## [Source data]

· · ·

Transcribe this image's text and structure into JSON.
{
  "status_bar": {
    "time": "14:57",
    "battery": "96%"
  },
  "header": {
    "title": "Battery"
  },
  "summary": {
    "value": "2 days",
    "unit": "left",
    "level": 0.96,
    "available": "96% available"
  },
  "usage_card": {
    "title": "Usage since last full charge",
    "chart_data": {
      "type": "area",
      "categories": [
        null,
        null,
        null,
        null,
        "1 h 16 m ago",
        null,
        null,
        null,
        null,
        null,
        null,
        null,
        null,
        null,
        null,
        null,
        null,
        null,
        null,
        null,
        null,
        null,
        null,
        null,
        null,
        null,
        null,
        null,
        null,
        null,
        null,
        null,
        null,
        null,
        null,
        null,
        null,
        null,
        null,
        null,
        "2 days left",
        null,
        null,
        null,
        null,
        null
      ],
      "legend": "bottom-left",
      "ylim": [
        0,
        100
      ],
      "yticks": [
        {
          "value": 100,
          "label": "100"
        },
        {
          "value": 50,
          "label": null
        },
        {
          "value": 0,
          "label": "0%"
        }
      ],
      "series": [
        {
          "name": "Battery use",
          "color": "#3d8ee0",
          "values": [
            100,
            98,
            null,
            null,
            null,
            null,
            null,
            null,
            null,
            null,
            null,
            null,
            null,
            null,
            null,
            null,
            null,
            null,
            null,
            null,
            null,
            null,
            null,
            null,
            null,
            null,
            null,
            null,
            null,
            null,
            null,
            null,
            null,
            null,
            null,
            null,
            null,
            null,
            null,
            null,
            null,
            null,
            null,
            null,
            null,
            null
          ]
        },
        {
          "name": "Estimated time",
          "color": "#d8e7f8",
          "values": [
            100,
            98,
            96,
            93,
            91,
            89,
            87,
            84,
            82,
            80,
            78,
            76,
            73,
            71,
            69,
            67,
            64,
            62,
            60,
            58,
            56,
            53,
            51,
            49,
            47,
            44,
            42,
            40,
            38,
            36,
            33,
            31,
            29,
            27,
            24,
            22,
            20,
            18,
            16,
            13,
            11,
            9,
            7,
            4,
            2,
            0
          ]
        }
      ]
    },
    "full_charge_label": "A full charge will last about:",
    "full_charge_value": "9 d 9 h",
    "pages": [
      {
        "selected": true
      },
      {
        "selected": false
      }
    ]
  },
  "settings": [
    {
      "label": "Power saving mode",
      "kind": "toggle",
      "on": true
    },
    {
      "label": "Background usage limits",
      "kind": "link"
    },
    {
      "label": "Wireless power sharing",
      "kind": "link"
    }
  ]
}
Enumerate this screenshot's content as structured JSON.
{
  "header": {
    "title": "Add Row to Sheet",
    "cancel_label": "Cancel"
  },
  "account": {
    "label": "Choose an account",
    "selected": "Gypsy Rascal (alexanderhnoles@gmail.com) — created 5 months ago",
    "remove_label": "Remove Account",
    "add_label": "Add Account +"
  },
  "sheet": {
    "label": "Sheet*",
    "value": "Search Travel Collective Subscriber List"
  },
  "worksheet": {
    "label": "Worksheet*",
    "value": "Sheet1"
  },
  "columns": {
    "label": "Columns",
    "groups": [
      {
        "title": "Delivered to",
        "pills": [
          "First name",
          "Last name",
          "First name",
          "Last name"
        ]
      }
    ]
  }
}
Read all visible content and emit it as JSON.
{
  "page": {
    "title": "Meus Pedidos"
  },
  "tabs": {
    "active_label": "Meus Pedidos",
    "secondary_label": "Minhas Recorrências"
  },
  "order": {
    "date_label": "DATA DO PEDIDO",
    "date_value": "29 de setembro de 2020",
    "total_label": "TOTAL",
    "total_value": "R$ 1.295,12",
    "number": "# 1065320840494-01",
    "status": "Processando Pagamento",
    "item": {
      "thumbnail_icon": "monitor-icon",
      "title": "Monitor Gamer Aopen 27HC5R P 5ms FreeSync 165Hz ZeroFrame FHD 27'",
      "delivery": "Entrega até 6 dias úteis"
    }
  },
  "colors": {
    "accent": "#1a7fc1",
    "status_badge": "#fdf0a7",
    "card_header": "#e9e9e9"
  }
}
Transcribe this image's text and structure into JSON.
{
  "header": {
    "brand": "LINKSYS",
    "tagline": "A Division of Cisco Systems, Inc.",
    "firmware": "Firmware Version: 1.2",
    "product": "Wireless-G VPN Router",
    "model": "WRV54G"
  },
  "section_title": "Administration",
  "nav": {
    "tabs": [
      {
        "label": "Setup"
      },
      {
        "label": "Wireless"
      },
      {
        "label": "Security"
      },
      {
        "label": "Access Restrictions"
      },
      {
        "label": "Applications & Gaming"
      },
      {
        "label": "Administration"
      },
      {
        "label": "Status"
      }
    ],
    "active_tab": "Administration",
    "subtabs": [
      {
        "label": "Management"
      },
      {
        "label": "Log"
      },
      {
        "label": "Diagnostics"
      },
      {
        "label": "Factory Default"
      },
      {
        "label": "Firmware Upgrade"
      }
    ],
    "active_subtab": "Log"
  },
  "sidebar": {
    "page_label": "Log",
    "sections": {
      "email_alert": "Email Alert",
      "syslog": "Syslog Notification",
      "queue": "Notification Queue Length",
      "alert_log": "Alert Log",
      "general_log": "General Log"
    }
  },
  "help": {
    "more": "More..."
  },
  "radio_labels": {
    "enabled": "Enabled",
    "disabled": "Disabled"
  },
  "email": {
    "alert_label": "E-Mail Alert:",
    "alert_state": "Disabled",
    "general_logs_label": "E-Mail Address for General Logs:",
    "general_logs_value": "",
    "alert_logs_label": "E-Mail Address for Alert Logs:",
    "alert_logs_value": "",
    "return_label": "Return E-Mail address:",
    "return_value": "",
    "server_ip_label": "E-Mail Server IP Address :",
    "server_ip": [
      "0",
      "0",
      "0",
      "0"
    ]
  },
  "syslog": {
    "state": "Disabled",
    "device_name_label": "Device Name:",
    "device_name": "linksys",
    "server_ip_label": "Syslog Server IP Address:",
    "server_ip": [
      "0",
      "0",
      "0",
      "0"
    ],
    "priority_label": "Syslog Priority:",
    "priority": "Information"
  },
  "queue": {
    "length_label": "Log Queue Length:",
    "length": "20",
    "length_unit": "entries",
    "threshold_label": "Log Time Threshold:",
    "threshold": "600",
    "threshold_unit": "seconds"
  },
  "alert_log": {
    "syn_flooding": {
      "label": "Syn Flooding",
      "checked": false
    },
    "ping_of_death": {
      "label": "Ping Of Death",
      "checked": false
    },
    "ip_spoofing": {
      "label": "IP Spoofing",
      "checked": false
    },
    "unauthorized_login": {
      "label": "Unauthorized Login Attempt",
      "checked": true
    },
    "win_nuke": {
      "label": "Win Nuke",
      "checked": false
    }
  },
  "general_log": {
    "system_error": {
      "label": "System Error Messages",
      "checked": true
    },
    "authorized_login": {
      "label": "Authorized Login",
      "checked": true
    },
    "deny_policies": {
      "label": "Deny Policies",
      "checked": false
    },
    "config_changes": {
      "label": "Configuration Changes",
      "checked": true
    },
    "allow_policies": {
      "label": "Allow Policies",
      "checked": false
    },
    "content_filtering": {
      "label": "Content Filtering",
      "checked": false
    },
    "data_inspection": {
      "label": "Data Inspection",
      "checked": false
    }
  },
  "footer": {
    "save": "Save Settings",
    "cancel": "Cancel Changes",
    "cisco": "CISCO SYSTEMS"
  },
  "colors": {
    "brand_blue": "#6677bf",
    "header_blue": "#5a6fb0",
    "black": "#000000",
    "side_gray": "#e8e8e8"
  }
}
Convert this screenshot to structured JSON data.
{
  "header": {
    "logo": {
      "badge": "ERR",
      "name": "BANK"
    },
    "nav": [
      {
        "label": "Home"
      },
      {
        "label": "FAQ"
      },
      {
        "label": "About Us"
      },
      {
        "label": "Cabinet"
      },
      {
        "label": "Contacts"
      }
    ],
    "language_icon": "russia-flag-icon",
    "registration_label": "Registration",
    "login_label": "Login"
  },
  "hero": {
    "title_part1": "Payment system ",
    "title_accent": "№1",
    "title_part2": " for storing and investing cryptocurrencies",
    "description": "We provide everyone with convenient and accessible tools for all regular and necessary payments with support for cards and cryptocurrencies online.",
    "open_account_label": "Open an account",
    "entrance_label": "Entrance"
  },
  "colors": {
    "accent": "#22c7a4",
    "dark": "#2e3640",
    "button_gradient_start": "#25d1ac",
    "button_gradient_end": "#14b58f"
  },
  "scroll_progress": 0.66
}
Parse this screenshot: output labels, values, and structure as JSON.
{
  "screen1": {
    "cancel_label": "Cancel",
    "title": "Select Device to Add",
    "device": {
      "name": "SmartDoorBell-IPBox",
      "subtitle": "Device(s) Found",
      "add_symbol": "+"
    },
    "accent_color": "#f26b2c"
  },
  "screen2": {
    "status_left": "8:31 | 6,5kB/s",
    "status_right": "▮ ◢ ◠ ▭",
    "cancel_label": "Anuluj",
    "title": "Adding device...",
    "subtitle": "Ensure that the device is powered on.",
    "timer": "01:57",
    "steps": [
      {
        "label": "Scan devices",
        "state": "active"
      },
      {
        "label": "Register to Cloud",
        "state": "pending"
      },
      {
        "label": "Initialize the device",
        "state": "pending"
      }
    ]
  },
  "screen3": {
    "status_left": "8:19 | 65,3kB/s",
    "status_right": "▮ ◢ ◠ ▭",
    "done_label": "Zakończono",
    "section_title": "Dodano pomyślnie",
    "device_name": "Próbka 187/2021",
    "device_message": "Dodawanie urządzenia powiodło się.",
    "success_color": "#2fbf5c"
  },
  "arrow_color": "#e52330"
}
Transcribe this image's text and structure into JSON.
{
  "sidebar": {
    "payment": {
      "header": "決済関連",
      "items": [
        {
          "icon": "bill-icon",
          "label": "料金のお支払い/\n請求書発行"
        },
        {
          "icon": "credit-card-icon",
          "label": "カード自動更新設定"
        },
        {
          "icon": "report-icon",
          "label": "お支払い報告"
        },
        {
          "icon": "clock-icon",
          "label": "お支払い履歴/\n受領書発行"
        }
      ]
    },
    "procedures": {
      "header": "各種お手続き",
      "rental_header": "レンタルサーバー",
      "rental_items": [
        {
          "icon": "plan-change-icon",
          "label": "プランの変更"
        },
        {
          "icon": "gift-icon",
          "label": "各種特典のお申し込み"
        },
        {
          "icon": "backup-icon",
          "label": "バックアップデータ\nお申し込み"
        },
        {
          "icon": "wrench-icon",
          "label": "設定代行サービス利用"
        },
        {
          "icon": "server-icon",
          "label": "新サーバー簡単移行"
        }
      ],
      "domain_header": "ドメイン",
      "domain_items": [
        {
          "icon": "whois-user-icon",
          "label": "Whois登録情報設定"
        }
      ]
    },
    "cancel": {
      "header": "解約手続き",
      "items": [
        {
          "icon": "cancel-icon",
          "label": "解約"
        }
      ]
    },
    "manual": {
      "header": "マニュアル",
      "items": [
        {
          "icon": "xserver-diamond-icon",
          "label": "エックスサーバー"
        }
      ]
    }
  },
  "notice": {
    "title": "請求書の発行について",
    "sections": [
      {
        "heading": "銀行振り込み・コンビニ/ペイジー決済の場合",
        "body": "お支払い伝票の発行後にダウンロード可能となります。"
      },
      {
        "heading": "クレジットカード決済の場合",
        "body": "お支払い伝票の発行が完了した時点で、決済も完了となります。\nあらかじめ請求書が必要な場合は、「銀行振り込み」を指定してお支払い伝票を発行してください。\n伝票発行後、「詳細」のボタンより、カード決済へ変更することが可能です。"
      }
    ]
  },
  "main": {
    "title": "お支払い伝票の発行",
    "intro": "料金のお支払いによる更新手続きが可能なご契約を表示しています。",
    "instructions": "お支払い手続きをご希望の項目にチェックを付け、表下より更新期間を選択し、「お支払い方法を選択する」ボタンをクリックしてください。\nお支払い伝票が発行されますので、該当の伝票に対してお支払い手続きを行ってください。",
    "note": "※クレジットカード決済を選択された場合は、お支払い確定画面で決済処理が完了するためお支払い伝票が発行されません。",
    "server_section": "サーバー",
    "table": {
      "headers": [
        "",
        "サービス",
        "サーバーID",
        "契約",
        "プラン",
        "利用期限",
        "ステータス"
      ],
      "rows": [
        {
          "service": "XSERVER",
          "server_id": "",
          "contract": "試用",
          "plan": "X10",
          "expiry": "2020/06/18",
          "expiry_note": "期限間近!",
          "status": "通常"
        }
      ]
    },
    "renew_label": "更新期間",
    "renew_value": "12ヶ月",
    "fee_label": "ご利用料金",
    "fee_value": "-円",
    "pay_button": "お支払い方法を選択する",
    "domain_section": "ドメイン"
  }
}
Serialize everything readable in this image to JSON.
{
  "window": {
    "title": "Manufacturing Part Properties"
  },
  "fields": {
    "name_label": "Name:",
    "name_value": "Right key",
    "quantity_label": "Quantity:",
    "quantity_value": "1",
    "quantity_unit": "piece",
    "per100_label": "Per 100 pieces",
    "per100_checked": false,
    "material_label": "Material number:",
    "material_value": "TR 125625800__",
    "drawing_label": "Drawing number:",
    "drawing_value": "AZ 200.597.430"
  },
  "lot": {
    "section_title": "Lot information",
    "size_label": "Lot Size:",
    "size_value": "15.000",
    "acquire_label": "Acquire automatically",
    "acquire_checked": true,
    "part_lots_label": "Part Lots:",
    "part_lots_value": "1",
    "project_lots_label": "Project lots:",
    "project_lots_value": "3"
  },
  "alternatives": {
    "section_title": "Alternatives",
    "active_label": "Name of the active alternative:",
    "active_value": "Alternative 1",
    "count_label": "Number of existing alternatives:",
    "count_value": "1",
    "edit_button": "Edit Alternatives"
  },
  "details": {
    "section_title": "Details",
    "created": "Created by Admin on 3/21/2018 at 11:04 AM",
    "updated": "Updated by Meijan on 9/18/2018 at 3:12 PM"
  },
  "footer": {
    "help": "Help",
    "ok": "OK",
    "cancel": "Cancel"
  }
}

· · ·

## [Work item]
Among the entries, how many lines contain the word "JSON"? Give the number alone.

## [Result of this exercise]
8